The ITC becomes the sixth faculty at the University of Twente
In 2010, the International Institute for Geo-Information Science and Earth Observation (ITC) officially became part of the University of Twente, forming the sixth faculty. The institute, which dates back to before the University of Twente was founded, has a long and fascinating history.
In 1949 Willem Schermerhorn, lecturer in Surveying, Water Levels and Geodesy at Delft University of Technology, visited the head office of the United Nations in Lake Success, where he was asked to set up an International Training Centre for Aerial Survey (ITC) in the Netherlands. The twofold mission of this educational institute was to strengthen the knowledge and skills of students from developing countries (with the aim of improving how organizations in those countries function) and to apply geospatial solutions to national and global problems. The ITC was not intended to just educate students; it should also become an international research institute that would initiate collaborative projects in the field of geo-informational sciences and earth observation and make technological recommendations.
In 1950, the Dutch government set up the ITC within the framework of its development cooperation policy. Professor Schermerhorn, who had been involved with the project from the start, became the institute’s first rector magnificus. The Dutch name of the institute is the Internationaal Instituut voor Luchtkartering, but it is still known by the abbreviation ITC.
The first students began studying at the ITC in 1951, when this small, informal institute was still housed at Delft University of Technology. Five years later it relocated to a modern, new-build premises in Delft.

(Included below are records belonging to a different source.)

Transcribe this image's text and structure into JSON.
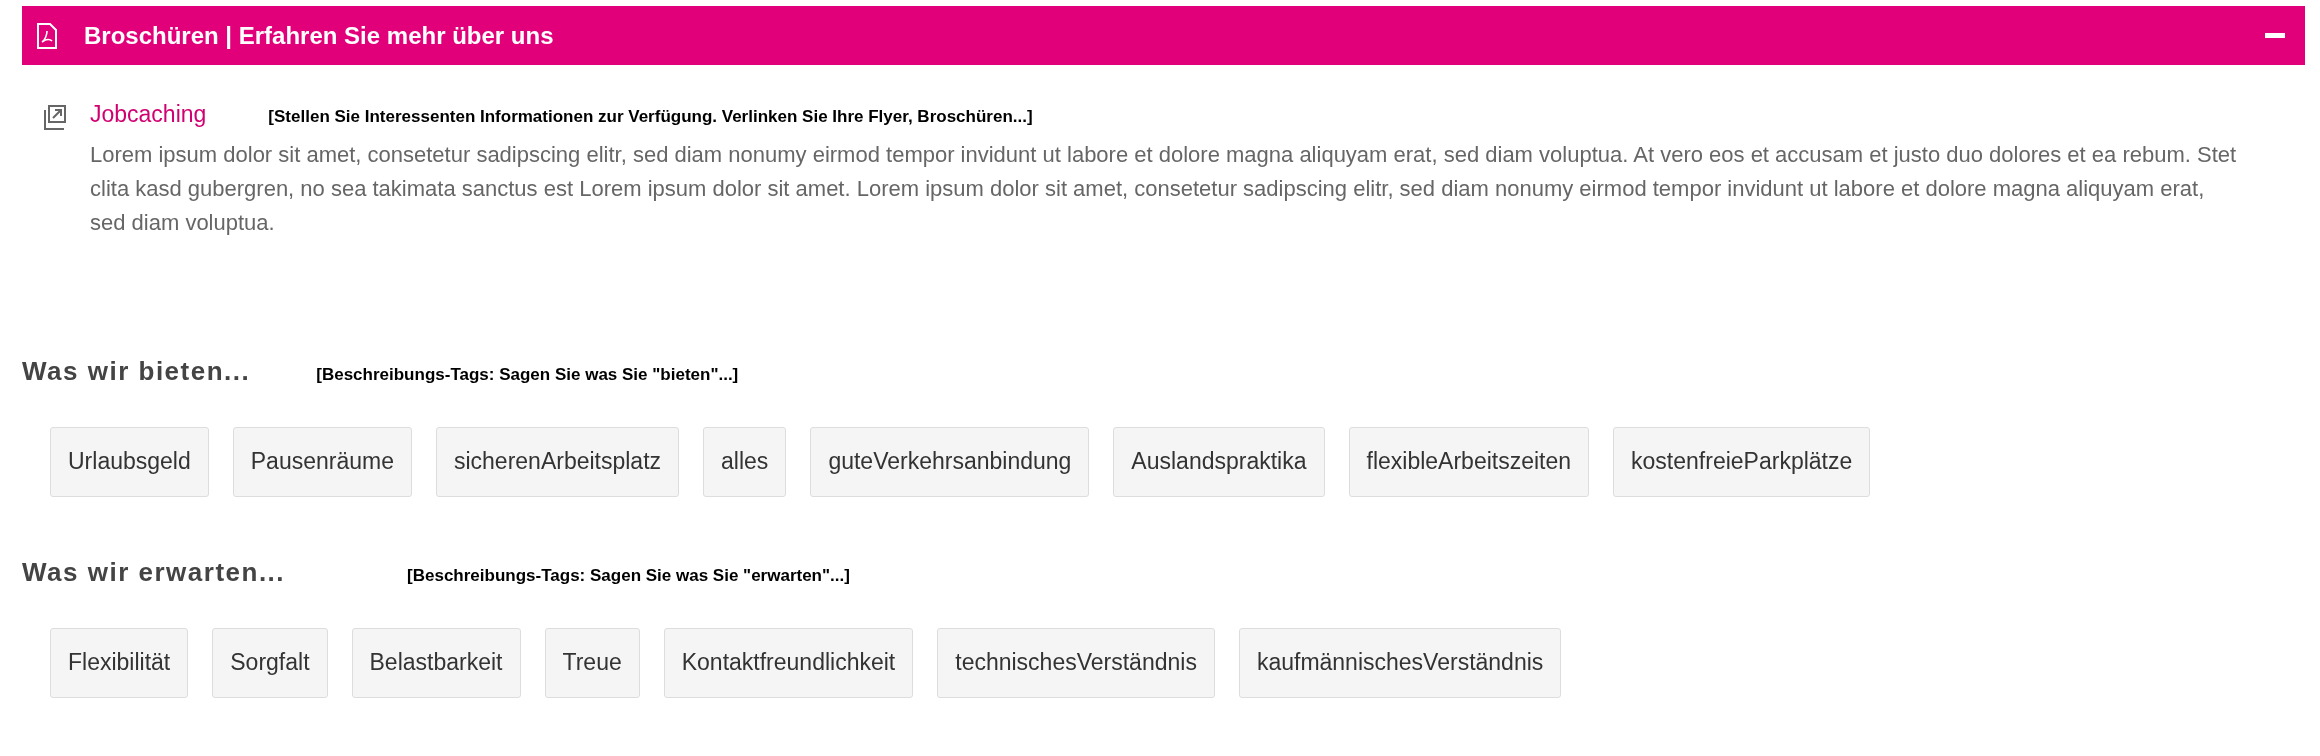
{
  "panel": {
    "title": "Broschüren | Erfahren Sie mehr über uns",
    "expanded": true
  },
  "item": {
    "link": "Jobcaching",
    "hint": "[Stellen Sie Interessenten Informationen zur Verfügung. Verlinken Sie Ihre Flyer, Broschüren...]",
    "description": "Lorem ipsum dolor sit amet, consetetur sadipscing elitr, sed diam nonumy eirmod tempor invidunt ut labore et dolore magna aliquyam erat, sed diam voluptua. At vero eos et accusam et justo duo dolores et ea rebum. Stet clita kasd gubergren, no sea takimata sanctus est Lorem ipsum dolor sit amet. Lorem ipsum dolor sit amet, consetetur sadipscing elitr, sed diam nonumy eirmod tempor invidunt ut labore et dolore magna aliquyam erat, sed diam voluptua."
  },
  "sections": [
    {
      "heading": "Was wir bieten...",
      "hint": "[Beschreibungs-Tags: Sagen Sie was Sie \"bieten\"...]",
      "tags": [
        "Urlaubsgeld",
        "Pausenräume",
        "sicherenArbeitsplatz",
        "alles",
        "guteVerkehrsanbindung",
        "Auslandspraktika",
        "flexibleArbeitszeiten",
        "kostenfreieParkplätze"
      ]
    },
    {
      "heading": "Was wir erwarten...",
      "hint": "[Beschreibungs-Tags: Sagen Sie was Sie \"erwarten\"...]",
      "tags": [
        "Flexibilität",
        "Sorgfalt",
        "Belastbarkeit",
        "Treue",
        "Kontaktfreundlichkeit",
        "technischesVerständnis",
        "kaufmännischesVerständnis"
      ]
    }
  ]
}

The new building was not only intended for teaching – the students lived there, too, and Schermerhorn had a penthouse on the top floor.
Housing students in the same building where they attend lessons was fully in line with Schermerhorn’s vision. In his view, the ITC’s responsibility towards the students was not only scientific, but also social. The students have to spend a long time away from home, and combining their living and study spaces in the same building creates a special bond, not only between individual students but also with the institute, which becomes like a second home. Everything about the ITC was focused on the students’ well-being, and that’s still true today. The design of the current ITC building is focused on facilitating interaction between students and staff. For example, there are some central locations where students and staff members can meet at fixed times for a convivial (and free) cup of tea or coffee.
In 1971, to achieve an even distribution of Dutch educational institutes, the Dutch government decided that the ITC should relocate to Enschede. The new building was absolutely nothing like the one in Delft: two towers joined by a long corridor. It was true that there was more space for staff and students, but the distance between the two groups (and indeed between individual students and staff members) was too great, so a brand-new building was soon commissioned on Hengelosestraat. The ITC moved in in 1996 and is still housed there today.
In the more than 68 years of the ITC’s history, over 22,000 students from 175 different countries have studied there. The institute has an exceptionally international character, and students and staff form an amazingly close-knit group. When the ITC officially became part of the University of Twente in 2010, they let the university know that they would like to stay in their ‘home’ in the centre of Enschede. However, plans to find them a place on campus are now at an advanced stage. This is a great addition to the University of Twente, but we will have to wait and see whether their new building can again recreate the homelike atmosphere in which the social side of the ITC flourished.